### Directions:
The result should be every line in the data below that carries the string "into".

### Records supplied:
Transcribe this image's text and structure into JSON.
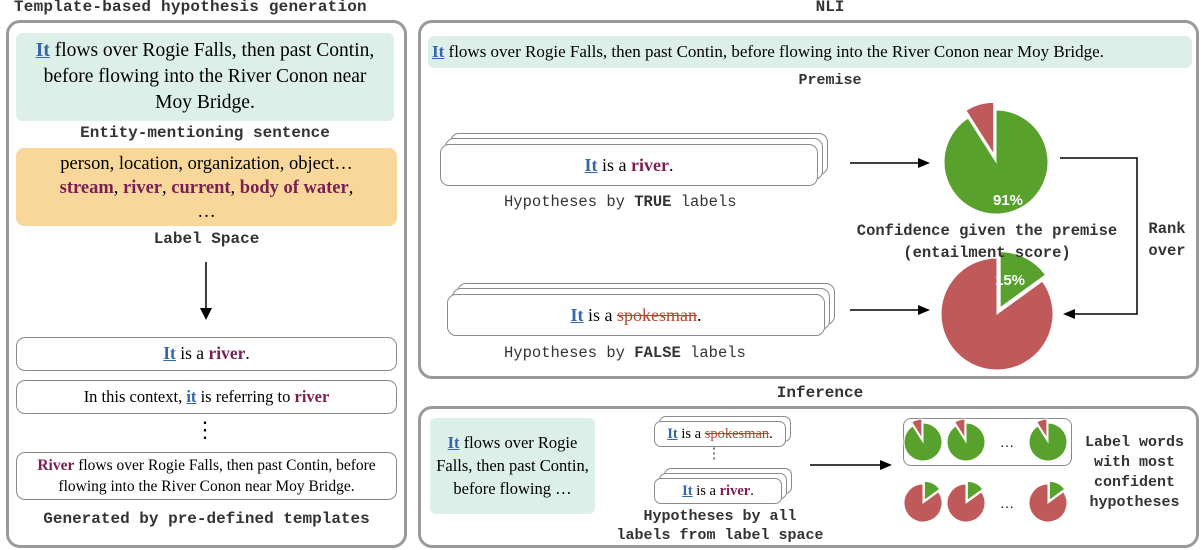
{
  "left": {
    "title": "Template-based hypothesis generation",
    "sentence": {
      "pronoun": "It",
      "rest": " flows over Rogie Falls, then past Contin, before flowing into the River Conon near Moy Bridge."
    },
    "sentence_caption": "Entity-mentioning sentence",
    "label_space": {
      "line1": "person, location, organization, object…",
      "labels": [
        "stream",
        "river",
        "current",
        "body of water"
      ],
      "ellipsis": "…"
    },
    "label_space_caption": "Label Space",
    "templates": {
      "t1": {
        "pronoun": "It",
        "middle": " is a ",
        "label": "river",
        "end": "."
      },
      "t2": {
        "prefix": "In this context, ",
        "pronoun": "it",
        "middle": " is referring to ",
        "label": "river"
      },
      "vdots": "⋮",
      "t3": {
        "label": "River",
        "rest": " flows over Rogie Falls, then past Contin, before flowing into the River Conon near Moy Bridge."
      }
    },
    "caption": "Generated by pre-defined templates"
  },
  "nli": {
    "title": "NLI",
    "premise": {
      "pronoun": "It",
      "rest": " flows over Rogie Falls, then past Contin, before flowing into the River Conon near Moy Bridge."
    },
    "premise_caption": "Premise",
    "true_hyp": {
      "pronoun": "It",
      "middle": " is a ",
      "label": "river",
      "end": "."
    },
    "true_caption_pre": "Hypotheses by ",
    "true_caption_key": "TRUE",
    "true_caption_post": " labels",
    "false_hyp": {
      "pronoun": "It",
      "middle": " is a ",
      "label": "spokesman",
      "end": "."
    },
    "false_caption_pre": "Hypotheses by ",
    "false_caption_key": "FALSE",
    "false_caption_post": " labels",
    "confidence_line1": "Confidence given the premise",
    "confidence_line2": "(entailment score)",
    "rank_line1": "Rank",
    "rank_line2": "over",
    "pie_true_pct": "91%",
    "pie_false_pct": "15%",
    "pie_true_value": 0.91,
    "pie_false_value": 0.15
  },
  "inference": {
    "title": "Inference",
    "premise": {
      "pronoun": "It",
      "rest": " flows over Rogie Falls, then past Contin, before flowing …"
    },
    "hyp_false": {
      "pronoun": "It",
      "middle": " is a ",
      "label": "spokesman",
      "end": "."
    },
    "hyp_true": {
      "pronoun": "It",
      "middle": " is a ",
      "label": "river",
      "end": "."
    },
    "vdots": "⋮",
    "hyp_caption_line1": "Hypotheses by all",
    "hyp_caption_line2": "labels from label space",
    "dots": "…",
    "result_line1": "Label words",
    "result_line2": "with most",
    "result_line3": "confident",
    "result_line4": "hypotheses"
  },
  "colors": {
    "pie_green": "#57a12c",
    "pie_red": "#c0595a",
    "premise_bg": "#dcefe8",
    "label_space_bg": "#f8d89a",
    "label_color": "#7a1f52",
    "pronoun_color": "#3366aa"
  }
}
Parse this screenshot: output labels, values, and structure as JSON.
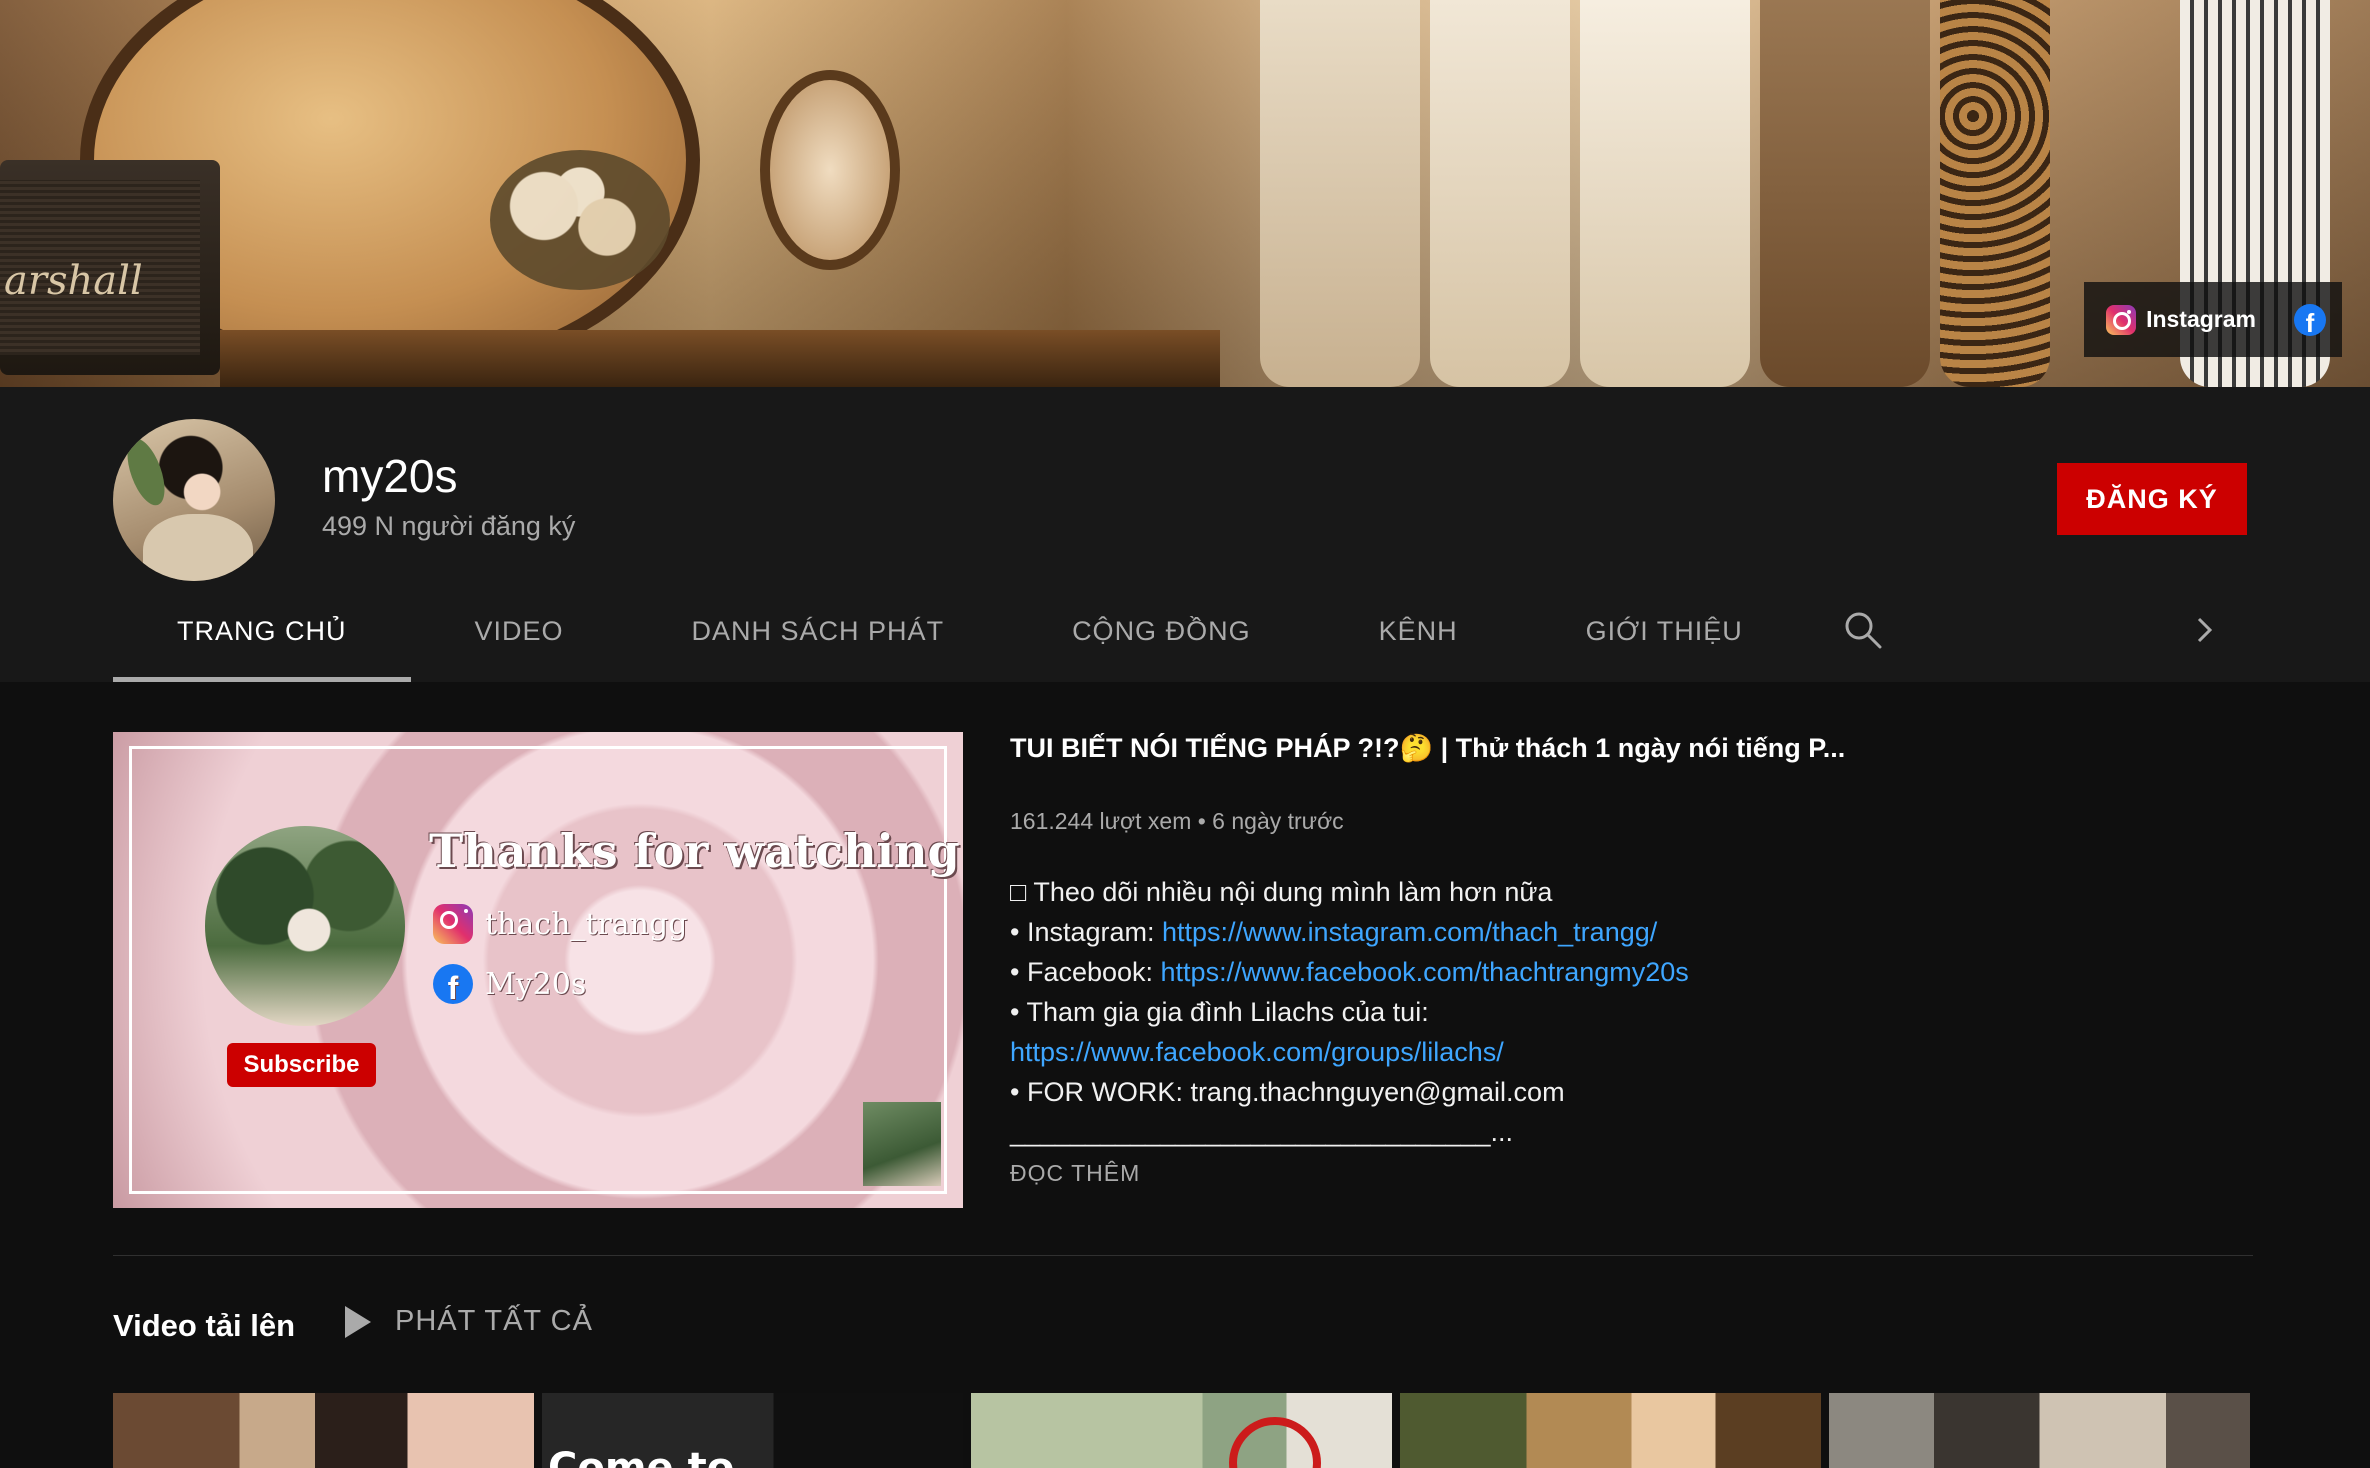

### Response to this exercise:
Transcribe this image's text and structure into JSON.
      "rest": " flows over Rogie Falls, then past Contin, before flowing into the River Conon near Moy Bridge."
        "rest": " flows over Rogie Falls, then past Contin, before flowing into the River Conon near Moy Bridge."
      "rest": " flows over Rogie Falls, then past Contin, before flowing into the River Conon near Moy Bridge."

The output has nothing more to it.